- [Problem statement]: Line by line, check the data for the string "true" and state how many lines have it, nothing more.

Page and application data records
%%

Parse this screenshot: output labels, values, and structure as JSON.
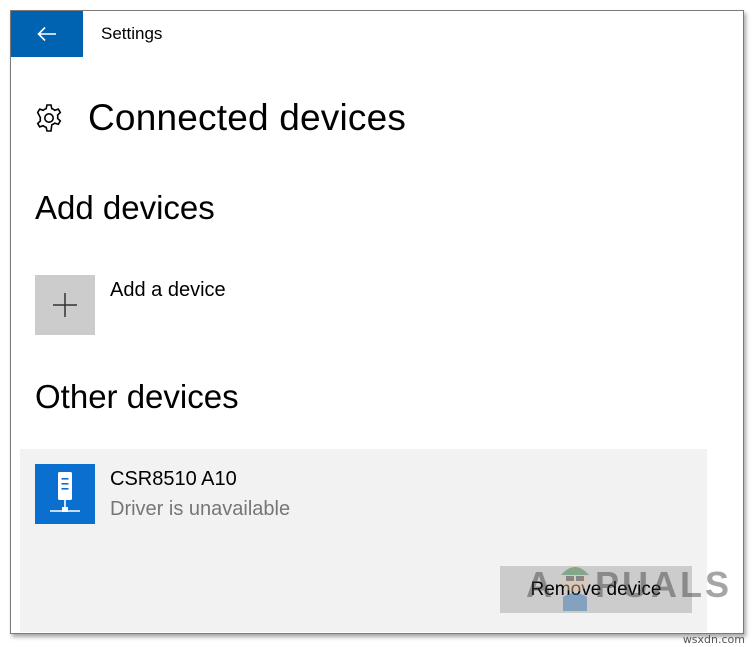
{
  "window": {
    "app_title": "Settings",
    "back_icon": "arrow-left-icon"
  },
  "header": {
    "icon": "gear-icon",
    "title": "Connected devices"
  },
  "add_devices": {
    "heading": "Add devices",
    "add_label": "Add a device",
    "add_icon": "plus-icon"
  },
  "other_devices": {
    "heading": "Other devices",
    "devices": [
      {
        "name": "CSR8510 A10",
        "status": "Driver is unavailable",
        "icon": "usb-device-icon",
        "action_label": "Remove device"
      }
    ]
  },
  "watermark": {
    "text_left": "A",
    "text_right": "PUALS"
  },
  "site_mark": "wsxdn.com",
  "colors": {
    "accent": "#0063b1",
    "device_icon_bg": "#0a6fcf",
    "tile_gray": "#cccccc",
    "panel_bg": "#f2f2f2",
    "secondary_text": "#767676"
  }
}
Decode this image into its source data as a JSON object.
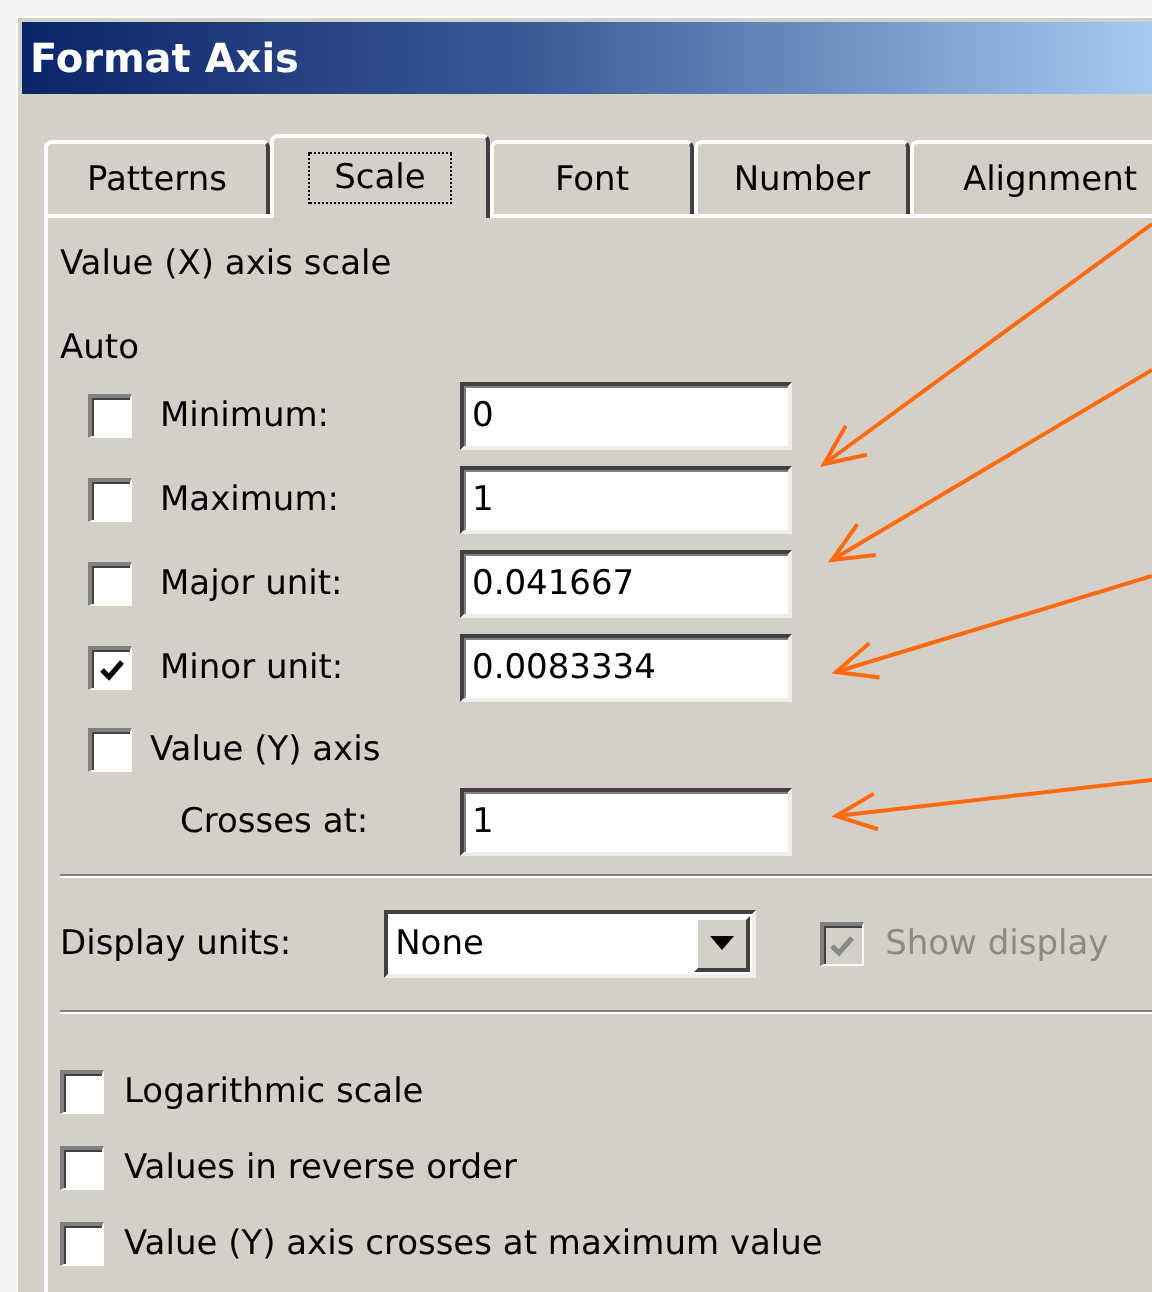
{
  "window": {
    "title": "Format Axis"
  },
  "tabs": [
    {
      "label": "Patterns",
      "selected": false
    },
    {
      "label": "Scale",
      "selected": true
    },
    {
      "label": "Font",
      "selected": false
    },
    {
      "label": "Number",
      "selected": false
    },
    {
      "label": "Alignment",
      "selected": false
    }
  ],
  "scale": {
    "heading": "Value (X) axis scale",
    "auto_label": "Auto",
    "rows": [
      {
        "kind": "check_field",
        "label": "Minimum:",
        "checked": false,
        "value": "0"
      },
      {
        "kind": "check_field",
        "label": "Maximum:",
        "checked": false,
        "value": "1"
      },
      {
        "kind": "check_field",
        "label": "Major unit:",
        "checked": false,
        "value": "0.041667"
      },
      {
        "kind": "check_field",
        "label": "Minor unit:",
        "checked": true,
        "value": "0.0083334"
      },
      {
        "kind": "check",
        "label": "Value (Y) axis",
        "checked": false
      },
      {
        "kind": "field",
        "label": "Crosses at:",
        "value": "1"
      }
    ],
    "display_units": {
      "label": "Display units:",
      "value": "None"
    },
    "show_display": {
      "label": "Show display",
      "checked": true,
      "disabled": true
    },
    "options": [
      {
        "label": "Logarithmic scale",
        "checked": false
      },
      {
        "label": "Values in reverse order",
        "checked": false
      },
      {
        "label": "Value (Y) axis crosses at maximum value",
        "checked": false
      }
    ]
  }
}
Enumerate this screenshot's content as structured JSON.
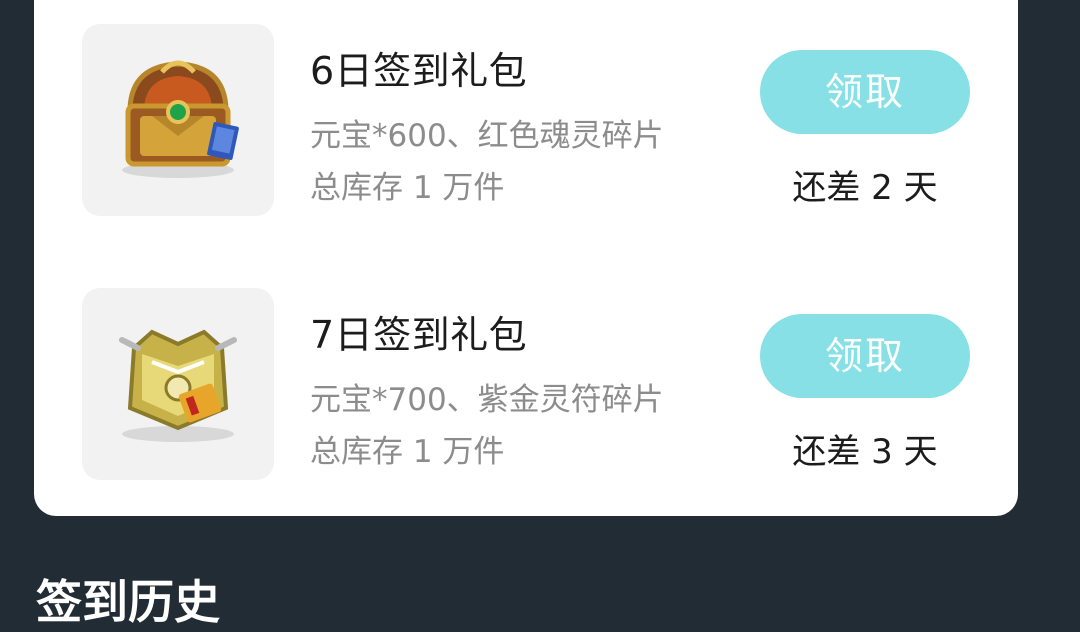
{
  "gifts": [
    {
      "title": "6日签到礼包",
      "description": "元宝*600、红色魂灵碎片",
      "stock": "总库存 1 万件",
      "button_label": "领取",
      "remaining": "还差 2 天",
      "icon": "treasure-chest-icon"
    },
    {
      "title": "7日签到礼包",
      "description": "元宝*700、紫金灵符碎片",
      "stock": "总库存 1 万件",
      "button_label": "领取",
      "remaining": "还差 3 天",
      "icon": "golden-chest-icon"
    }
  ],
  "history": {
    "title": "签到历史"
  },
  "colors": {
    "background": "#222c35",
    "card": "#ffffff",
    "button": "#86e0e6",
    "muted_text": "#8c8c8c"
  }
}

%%
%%

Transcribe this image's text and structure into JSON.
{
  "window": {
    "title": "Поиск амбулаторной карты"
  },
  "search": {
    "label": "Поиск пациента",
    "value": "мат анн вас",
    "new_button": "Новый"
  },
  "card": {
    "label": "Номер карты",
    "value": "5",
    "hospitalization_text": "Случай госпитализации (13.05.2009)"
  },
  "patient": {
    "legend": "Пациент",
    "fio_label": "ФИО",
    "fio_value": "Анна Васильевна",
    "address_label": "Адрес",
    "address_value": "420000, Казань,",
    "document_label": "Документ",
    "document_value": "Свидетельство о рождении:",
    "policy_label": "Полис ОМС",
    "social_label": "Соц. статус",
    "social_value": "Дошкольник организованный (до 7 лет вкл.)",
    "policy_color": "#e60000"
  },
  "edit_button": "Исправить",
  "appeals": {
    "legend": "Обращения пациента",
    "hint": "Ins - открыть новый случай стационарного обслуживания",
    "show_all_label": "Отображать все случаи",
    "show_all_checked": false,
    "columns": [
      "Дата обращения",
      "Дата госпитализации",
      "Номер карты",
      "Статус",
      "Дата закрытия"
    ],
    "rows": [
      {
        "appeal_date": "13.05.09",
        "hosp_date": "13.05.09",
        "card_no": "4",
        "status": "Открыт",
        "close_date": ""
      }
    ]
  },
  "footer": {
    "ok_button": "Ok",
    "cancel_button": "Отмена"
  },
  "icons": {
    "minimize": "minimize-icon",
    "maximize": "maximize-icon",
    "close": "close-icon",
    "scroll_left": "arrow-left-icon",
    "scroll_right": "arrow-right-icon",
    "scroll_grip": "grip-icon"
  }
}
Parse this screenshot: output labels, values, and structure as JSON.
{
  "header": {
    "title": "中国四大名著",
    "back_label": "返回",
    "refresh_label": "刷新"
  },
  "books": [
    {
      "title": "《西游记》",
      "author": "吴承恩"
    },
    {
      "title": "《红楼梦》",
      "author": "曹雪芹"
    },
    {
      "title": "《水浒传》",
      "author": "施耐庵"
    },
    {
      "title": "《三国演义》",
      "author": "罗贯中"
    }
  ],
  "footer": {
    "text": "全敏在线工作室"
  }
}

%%

- [Solved exercise]: 4